Goal of the exercise: Print every line of the records below exactly as it reads.

Available data:
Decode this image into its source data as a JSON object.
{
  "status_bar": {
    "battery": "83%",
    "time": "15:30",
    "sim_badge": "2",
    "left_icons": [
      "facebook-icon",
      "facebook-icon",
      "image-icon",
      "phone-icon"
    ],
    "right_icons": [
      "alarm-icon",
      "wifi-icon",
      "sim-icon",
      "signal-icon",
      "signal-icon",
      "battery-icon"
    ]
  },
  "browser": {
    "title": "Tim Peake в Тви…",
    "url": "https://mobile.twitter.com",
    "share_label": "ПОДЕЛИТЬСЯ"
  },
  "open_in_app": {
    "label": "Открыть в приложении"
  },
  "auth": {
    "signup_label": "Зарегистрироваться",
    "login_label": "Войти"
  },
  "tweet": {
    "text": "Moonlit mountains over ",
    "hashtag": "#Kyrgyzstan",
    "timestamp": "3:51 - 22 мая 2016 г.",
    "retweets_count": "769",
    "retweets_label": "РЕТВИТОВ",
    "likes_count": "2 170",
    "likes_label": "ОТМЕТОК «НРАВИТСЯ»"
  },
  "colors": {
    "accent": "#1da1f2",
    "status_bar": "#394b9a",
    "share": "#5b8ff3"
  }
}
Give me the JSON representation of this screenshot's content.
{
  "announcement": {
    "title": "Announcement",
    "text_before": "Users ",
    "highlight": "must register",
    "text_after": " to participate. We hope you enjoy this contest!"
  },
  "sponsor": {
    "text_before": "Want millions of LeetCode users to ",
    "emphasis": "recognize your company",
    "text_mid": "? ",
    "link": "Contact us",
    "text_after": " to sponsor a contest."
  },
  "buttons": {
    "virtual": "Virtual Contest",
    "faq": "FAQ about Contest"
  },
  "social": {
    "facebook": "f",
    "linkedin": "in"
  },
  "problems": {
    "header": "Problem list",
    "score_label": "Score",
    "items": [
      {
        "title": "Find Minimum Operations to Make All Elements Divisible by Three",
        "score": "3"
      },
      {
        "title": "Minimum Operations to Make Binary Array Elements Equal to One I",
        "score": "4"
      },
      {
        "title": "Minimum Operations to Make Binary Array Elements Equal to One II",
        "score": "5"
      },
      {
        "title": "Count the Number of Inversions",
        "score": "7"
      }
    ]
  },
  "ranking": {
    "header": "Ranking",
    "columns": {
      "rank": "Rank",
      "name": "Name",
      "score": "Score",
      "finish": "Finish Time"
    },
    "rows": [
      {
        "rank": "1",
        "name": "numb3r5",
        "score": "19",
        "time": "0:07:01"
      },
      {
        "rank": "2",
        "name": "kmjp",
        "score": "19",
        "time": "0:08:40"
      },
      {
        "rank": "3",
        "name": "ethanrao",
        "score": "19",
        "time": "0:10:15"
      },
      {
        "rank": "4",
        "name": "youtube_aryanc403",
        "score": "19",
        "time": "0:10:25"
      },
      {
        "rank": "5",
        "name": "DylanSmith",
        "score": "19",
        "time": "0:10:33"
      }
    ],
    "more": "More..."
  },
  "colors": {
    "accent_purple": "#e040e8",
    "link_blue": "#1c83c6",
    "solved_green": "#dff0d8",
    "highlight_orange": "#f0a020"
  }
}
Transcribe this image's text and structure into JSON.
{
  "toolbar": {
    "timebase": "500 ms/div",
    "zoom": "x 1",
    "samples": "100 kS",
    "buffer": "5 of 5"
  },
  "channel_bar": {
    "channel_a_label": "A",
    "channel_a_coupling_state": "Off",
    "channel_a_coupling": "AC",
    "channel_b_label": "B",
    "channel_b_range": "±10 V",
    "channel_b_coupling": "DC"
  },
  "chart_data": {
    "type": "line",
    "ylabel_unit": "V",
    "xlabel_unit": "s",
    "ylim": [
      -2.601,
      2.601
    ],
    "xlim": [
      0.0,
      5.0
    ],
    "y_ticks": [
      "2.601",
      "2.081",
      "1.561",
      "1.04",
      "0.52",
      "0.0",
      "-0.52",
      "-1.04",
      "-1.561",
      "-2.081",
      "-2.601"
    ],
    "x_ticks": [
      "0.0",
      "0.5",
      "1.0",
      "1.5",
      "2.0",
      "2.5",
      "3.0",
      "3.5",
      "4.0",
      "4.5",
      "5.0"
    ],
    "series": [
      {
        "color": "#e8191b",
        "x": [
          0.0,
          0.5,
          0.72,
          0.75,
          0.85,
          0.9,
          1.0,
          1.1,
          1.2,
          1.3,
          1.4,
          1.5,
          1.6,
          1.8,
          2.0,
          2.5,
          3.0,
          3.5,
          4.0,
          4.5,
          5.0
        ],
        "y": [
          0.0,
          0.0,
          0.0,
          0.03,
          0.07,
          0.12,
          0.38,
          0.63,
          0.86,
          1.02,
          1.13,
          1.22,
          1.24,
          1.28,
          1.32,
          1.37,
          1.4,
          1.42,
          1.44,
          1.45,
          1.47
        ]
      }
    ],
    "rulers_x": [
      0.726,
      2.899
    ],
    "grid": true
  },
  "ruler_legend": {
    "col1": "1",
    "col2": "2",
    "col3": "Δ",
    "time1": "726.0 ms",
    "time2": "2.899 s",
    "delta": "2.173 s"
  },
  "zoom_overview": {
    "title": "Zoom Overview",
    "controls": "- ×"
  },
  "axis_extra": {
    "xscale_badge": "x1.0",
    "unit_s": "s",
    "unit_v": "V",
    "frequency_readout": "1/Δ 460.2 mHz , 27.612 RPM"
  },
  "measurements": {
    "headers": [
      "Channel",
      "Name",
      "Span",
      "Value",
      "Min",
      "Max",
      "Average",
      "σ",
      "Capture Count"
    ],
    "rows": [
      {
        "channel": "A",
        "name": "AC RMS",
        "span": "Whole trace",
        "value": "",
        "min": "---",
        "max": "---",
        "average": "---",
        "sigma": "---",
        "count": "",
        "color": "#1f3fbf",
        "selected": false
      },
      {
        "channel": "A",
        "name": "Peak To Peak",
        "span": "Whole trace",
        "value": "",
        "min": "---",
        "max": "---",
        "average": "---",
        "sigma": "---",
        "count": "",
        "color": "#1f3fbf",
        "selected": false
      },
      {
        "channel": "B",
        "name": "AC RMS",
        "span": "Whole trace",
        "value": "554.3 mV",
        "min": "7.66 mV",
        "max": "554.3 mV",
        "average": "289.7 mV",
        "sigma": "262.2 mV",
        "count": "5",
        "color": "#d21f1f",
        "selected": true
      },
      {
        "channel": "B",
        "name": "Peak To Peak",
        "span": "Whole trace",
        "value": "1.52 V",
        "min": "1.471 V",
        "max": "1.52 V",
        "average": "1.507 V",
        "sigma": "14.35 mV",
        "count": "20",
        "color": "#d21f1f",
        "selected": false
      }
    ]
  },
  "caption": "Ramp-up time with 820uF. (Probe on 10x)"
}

Exercise response:
Decode this image into its source data as a JSON object.
{
  "status_bar": {
    "battery": "83%",
    "time": "15:30",
    "sim_badge": "2",
    "left_icons": [
      "facebook-icon",
      "facebook-icon",
      "image-icon",
      "phone-icon"
    ],
    "right_icons": [
      "alarm-icon",
      "wifi-icon",
      "sim-icon",
      "signal-icon",
      "signal-icon",
      "battery-icon"
    ]
  },
  "browser": {
    "title": "Tim Peake в Тви…",
    "url": "https://mobile.twitter.com",
    "share_label": "ПОДЕЛИТЬСЯ"
  },
  "open_in_app": {
    "label": "Открыть в приложении"
  },
  "auth": {
    "signup_label": "Зарегистрироваться",
    "login_label": "Войти"
  },
  "tweet": {
    "text": "Moonlit mountains over ",
    "hashtag": "#Kyrgyzstan",
    "timestamp": "3:51 - 22 мая 2016 г.",
    "retweets_count": "769",
    "retweets_label": "РЕТВИТОВ",
    "likes_count": "2 170",
    "likes_label": "ОТМЕТОК «НРАВИТСЯ»"
  },
  "colors": {
    "accent": "#1da1f2",
    "status_bar": "#394b9a",
    "share": "#5b8ff3"
  }
}
Give me the JSON representation of this screenshot's content.
{
  "announcement": {
    "title": "Announcement",
    "text_before": "Users ",
    "highlight": "must register",
    "text_after": " to participate. We hope you enjoy this contest!"
  },
  "sponsor": {
    "text_before": "Want millions of LeetCode users to ",
    "emphasis": "recognize your company",
    "text_mid": "? ",
    "link": "Contact us",
    "text_after": " to sponsor a contest."
  },
  "buttons": {
    "virtual": "Virtual Contest",
    "faq": "FAQ about Contest"
  },
  "social": {
    "facebook": "f",
    "linkedin": "in"
  },
  "problems": {
    "header": "Problem list",
    "score_label": "Score",
    "items": [
      {
        "title": "Find Minimum Operations to Make All Elements Divisible by Three",
        "score": "3"
      },
      {
        "title": "Minimum Operations to Make Binary Array Elements Equal to One I",
        "score": "4"
      },
      {
        "title": "Minimum Operations to Make Binary Array Elements Equal to One II",
        "score": "5"
      },
      {
        "title": "Count the Number of Inversions",
        "score": "7"
      }
    ]
  },
  "ranking": {
    "header": "Ranking",
    "columns": {
      "rank": "Rank",
      "name": "Name",
      "score": "Score",
      "finish": "Finish Time"
    },
    "rows": [
      {
        "rank": "1",
        "name": "numb3r5",
        "score": "19",
        "time": "0:07:01"
      },
      {
        "rank": "2",
        "name": "kmjp",
        "score": "19",
        "time": "0:08:40"
      },
      {
        "rank": "3",
        "name": "ethanrao",
        "score": "19",
        "time": "0:10:15"
      },
      {
        "rank": "4",
        "name": "youtube_aryanc403",
        "score": "19",
        "time": "0:10:25"
      },
      {
        "rank": "5",
        "name": "DylanSmith",
        "score": "19",
        "time": "0:10:33"
      }
    ],
    "more": "More..."
  },
  "colors": {
    "accent_purple": "#e040e8",
    "link_blue": "#1c83c6",
    "solved_green": "#dff0d8",
    "highlight_orange": "#f0a020"
  }
}
Transcribe this image's text and structure into JSON.
{
  "toolbar": {
    "timebase": "500 ms/div",
    "zoom": "x 1",
    "samples": "100 kS",
    "buffer": "5 of 5"
  },
  "channel_bar": {
    "channel_a_label": "A",
    "channel_a_coupling_state": "Off",
    "channel_a_coupling": "AC",
    "channel_b_label": "B",
    "channel_b_range": "±10 V",
    "channel_b_coupling": "DC"
  },
  "chart_data": {
    "type": "line",
    "ylabel_unit": "V",
    "xlabel_unit": "s",
    "ylim": [
      -2.601,
      2.601
    ],
    "xlim": [
      0.0,
      5.0
    ],
    "y_ticks": [
      "2.601",
      "2.081",
      "1.561",
      "1.04",
      "0.52",
      "0.0",
      "-0.52",
      "-1.04",
      "-1.561",
      "-2.081",
      "-2.601"
    ],
    "x_ticks": [
      "0.0",
      "0.5",
      "1.0",
      "1.5",
      "2.0",
      "2.5",
      "3.0",
      "3.5",
      "4.0",
      "4.5",
      "5.0"
    ],
    "series": [
      {
        "color": "#e8191b",
        "x": [
          0.0,
          0.5,
          0.72,
          0.75,
          0.85,
          0.9,
          1.0,
          1.1,
          1.2,
          1.3,
          1.4,
          1.5,
          1.6,
          1.8,
          2.0,
          2.5,
          3.0,
          3.5,
          4.0,
          4.5,
          5.0
        ],
        "y": [
          0.0,
          0.0,
          0.0,
          0.03,
          0.07,
          0.12,
          0.38,
          0.63,
          0.86,
          1.02,
          1.13,
          1.22,
          1.24,
          1.28,
          1.32,
          1.37,
          1.4,
          1.42,
          1.44,
          1.45,
          1.47
        ]
      }
    ],
    "rulers_x": [
      0.726,
      2.899
    ],
    "grid": true
  },
  "ruler_legend": {
    "col1": "1",
    "col2": "2",
    "col3": "Δ",
    "time1": "726.0 ms",
    "time2": "2.899 s",
    "delta": "2.173 s"
  },
  "zoom_overview": {
    "title": "Zoom Overview",
    "controls": "- ×"
  },
  "axis_extra": {
    "xscale_badge": "x1.0",
    "unit_s": "s",
    "unit_v": "V",
    "frequency_readout": "1/Δ 460.2 mHz , 27.612 RPM"
  },
  "measurements": {
    "headers": [
      "Channel",
      "Name",
      "Span",
      "Value",
      "Min",
      "Max",
      "Average",
      "σ",
      "Capture Count"
    ],
    "rows": [
      {
        "channel": "A",
        "name": "AC RMS",
        "span": "Whole trace",
        "value": "",
        "min": "---",
        "max": "---",
        "average": "---",
        "sigma": "---",
        "count": "",
        "color": "#1f3fbf",
        "selected": false
      },
      {
        "channel": "A",
        "name": "Peak To Peak",
        "span": "Whole trace",
        "value": "",
        "min": "---",
        "max": "---",
        "average": "---",
        "sigma": "---",
        "count": "",
        "color": "#1f3fbf",
        "selected": false
      },
      {
        "channel": "B",
        "name": "AC RMS",
        "span": "Whole trace",
        "value": "554.3 mV",
        "min": "7.66 mV",
        "max": "554.3 mV",
        "average": "289.7 mV",
        "sigma": "262.2 mV",
        "count": "5",
        "color": "#d21f1f",
        "selected": true
      },
      {
        "channel": "B",
        "name": "Peak To Peak",
        "span": "Whole trace",
        "value": "1.52 V",
        "min": "1.471 V",
        "max": "1.52 V",
        "average": "1.507 V",
        "sigma": "14.35 mV",
        "count": "20",
        "color": "#d21f1f",
        "selected": false
      }
    ]
  },
  "caption": "Ramp-up time with 820uF. (Probe on 10x)"
}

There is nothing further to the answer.